Hannah Redler-Hawes comments: “The Reimagining the Monument project was a wonderful experience for students from across Sotheby’s Institute’s four MA programs. I loved working with them to share my skills as a commissioning curator and I learnt a tonne from them too! Through regular workshops and meetings they collectively imagined a creative brief for an artist which questioned the purpose and role of the monument in contemporary culture. Katriona Beales took their ideas around mutual exchange and offered a surprising twist – what if exchange is the sharing of the personal, the deeply felt or even the intimate rather than a physical transaction? It brought all sorts of questions around notions of gifting as well as what we decide to celebrate as monumental, or is of great importance in our lives. Marc Barto at the V&A and his Digital Design Weekend team were amazing collaborators. They helped Katriona shape the final details of work to be most accessible for their large numbers of audiences. We were delighted to be at capacity for the entire display period and to collect hundreds and hundreds of ‘Hope cards’ and collected whispers. People fed back that it was a hugely moving and emotional experience. Not only to be given care, space, time and lovely lavender-infused plushy cushions to lie on while they considered their own hopes, but to be trusted by others with the gift of their own hopes too, which created an environment of collective connection as well as the deeply rewarding and mesmerising soundtrack.”

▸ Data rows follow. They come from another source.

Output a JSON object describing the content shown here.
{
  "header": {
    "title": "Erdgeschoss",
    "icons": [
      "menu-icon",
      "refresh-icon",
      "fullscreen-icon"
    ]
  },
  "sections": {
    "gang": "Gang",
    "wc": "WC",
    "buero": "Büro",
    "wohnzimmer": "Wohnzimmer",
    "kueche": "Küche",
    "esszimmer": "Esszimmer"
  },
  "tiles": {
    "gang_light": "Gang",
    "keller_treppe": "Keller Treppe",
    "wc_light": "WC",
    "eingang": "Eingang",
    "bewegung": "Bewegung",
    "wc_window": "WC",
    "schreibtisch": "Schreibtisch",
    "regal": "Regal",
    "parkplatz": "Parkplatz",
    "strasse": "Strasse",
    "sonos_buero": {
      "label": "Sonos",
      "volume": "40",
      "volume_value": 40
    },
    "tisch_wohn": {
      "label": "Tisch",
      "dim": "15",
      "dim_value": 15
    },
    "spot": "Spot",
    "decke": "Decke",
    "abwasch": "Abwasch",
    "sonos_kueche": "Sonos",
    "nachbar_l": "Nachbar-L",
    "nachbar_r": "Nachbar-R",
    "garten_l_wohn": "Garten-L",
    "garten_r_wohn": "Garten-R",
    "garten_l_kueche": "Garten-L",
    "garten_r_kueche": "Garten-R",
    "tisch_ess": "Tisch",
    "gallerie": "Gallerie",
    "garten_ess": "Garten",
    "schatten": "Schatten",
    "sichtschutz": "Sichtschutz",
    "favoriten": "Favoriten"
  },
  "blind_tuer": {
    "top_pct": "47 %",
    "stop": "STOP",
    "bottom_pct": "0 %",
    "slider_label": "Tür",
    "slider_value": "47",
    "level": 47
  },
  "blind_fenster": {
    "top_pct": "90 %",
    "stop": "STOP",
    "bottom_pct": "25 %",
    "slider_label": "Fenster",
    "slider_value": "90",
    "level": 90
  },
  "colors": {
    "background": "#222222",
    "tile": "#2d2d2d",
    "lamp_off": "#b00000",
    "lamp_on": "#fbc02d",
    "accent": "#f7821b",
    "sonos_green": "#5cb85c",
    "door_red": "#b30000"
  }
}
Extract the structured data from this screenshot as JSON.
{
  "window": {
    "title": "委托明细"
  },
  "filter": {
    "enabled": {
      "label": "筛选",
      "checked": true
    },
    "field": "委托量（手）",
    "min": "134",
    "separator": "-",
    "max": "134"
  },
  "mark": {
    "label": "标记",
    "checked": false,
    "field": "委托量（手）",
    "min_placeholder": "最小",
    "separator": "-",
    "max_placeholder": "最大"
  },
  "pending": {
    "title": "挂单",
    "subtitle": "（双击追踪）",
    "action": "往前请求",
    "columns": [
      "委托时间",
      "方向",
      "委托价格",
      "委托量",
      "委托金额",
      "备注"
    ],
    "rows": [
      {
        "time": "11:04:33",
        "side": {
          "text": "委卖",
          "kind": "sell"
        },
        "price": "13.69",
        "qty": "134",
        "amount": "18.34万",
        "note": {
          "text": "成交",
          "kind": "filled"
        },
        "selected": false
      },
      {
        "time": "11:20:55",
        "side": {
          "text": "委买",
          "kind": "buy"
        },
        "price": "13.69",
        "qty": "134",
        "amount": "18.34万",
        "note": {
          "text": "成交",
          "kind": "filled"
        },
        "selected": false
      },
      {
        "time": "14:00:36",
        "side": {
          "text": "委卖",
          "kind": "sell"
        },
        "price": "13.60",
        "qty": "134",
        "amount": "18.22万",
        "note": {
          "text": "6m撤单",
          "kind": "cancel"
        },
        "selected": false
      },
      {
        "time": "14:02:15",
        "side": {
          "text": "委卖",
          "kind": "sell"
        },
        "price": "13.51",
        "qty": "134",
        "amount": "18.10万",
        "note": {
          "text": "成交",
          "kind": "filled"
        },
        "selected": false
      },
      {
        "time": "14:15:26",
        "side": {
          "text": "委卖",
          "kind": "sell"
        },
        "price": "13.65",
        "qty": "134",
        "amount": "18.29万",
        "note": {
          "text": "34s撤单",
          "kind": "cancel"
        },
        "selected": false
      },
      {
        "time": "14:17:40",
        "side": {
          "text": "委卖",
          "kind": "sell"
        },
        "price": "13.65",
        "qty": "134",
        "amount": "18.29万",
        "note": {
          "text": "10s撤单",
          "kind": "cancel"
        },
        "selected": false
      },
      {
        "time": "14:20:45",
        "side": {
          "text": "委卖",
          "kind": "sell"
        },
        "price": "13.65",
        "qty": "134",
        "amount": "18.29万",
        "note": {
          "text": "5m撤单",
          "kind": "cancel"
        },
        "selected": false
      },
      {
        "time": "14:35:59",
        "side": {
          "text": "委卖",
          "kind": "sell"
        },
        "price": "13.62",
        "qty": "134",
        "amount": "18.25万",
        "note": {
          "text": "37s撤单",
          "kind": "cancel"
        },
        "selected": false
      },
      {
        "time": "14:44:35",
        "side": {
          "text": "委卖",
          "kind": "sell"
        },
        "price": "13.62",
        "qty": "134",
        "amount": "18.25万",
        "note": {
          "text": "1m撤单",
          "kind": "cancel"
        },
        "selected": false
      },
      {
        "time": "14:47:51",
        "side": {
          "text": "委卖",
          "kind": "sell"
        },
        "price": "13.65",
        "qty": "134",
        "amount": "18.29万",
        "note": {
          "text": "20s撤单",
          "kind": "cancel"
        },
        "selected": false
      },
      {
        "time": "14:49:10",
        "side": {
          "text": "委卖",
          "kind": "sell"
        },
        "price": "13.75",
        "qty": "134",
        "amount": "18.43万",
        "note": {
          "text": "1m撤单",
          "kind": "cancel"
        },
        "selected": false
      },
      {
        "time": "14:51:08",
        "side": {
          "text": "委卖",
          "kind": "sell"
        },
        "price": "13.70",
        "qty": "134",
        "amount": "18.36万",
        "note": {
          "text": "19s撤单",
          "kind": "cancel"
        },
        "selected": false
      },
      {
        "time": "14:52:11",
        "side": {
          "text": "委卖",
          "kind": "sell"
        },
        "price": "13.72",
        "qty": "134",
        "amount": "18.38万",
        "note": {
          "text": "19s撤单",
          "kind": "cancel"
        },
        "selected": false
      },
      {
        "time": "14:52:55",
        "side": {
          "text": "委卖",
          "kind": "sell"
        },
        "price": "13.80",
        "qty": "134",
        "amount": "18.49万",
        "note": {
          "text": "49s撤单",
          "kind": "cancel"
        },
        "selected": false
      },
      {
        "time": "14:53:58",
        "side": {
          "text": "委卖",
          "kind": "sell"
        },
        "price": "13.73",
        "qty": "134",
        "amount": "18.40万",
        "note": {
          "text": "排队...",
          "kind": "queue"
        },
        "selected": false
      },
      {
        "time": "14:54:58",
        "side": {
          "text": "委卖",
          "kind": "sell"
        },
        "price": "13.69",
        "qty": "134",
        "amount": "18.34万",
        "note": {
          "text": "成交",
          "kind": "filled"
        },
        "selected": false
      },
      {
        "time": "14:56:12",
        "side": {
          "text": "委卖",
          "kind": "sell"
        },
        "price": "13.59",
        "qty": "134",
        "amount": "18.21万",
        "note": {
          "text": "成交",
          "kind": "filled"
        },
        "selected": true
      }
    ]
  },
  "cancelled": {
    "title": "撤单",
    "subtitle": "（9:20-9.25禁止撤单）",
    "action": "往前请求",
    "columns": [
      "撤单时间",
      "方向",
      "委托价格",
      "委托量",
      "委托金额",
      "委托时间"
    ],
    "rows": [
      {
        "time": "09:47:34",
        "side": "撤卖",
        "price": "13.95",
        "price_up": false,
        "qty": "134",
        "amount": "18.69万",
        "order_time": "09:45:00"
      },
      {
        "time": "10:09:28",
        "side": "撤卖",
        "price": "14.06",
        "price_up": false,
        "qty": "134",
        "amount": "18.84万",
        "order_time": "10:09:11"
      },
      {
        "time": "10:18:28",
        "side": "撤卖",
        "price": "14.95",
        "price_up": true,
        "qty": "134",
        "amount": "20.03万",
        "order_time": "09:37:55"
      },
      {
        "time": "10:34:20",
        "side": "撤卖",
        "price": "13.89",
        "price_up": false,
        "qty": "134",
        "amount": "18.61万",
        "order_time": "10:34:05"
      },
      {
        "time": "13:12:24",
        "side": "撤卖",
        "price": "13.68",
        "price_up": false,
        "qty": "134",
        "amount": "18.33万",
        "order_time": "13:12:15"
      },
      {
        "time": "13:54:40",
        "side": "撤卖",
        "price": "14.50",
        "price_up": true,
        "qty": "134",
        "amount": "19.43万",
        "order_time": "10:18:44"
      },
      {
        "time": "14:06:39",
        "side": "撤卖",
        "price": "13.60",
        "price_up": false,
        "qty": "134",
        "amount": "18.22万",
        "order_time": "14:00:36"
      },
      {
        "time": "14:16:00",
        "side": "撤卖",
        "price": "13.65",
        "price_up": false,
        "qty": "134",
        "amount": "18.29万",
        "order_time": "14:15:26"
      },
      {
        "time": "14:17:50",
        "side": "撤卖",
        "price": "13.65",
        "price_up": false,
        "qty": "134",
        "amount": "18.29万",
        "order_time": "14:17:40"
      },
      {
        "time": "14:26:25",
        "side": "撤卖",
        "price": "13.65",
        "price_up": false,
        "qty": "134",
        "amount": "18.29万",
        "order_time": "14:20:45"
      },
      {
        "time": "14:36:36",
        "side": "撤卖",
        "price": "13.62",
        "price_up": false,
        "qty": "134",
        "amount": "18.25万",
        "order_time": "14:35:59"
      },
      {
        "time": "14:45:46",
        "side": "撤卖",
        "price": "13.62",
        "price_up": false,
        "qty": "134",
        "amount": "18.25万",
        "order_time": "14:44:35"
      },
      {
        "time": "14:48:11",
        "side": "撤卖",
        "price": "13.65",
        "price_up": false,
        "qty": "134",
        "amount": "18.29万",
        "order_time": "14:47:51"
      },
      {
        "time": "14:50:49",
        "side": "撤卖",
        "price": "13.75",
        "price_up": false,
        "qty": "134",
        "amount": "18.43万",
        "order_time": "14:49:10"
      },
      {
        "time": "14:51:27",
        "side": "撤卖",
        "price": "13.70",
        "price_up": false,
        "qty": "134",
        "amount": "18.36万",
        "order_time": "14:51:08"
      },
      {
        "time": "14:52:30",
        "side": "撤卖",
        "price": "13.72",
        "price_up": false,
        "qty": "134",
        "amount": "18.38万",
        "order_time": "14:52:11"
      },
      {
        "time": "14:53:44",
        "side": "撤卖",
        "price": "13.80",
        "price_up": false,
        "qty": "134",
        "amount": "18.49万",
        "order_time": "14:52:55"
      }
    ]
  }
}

The project presented the participating students with a hands-on opportunity to delve into the realm of public art commissioning, allowing them to engage in every aspect of conceptualizing, crafting, and executing the project. Through their active involvement in this process, students not only acquired practical skills but also experienced the intricate journey that goes into bringing a public art installation to life.
Take a look back at some of the highlights, below.
Artist: Katriona Beales
Artist’s Creative team: Rob Prouse at 10PM Studio - AV & Rasp Pi technical support. Weber Industries - CNC milling. Shane Beales - musical composition and sonic consultant. 3d models by SergiVFX licensed under Creative Commons Attribution.Font ‘Solveig’ (2010) by Looseleaf Fonts licensed under the SIL Open Font License.
Hope as an Act of Resistance: a sonic monument is dedicated to Katriona’s children Ada and Orly.
Student curators: Francesca Christodoulou, Pedro De Siqueira Soares Costa, Olivia Nelson, Alexandra Oliver, Findlay Reece, Quan Wan, and Lena Wiesmuller. T
Curatorial lead / producer: Hannah Redler-Hawes
Curatorial and academic advisor: Dr Barbara Lasic
Curatorial and production support: Rachel McHale
Project initiators: Dr Juliet Hacking and Dr Amy Mechwoski.
Design: Sotheby’s Institute of Art Design Studio
With thanks to all the Sotheby’s Institute of Art and Victoria and Albert Museum staff who have contributed to the project and made it possible.
More information about the artist: www.katrionabeales.com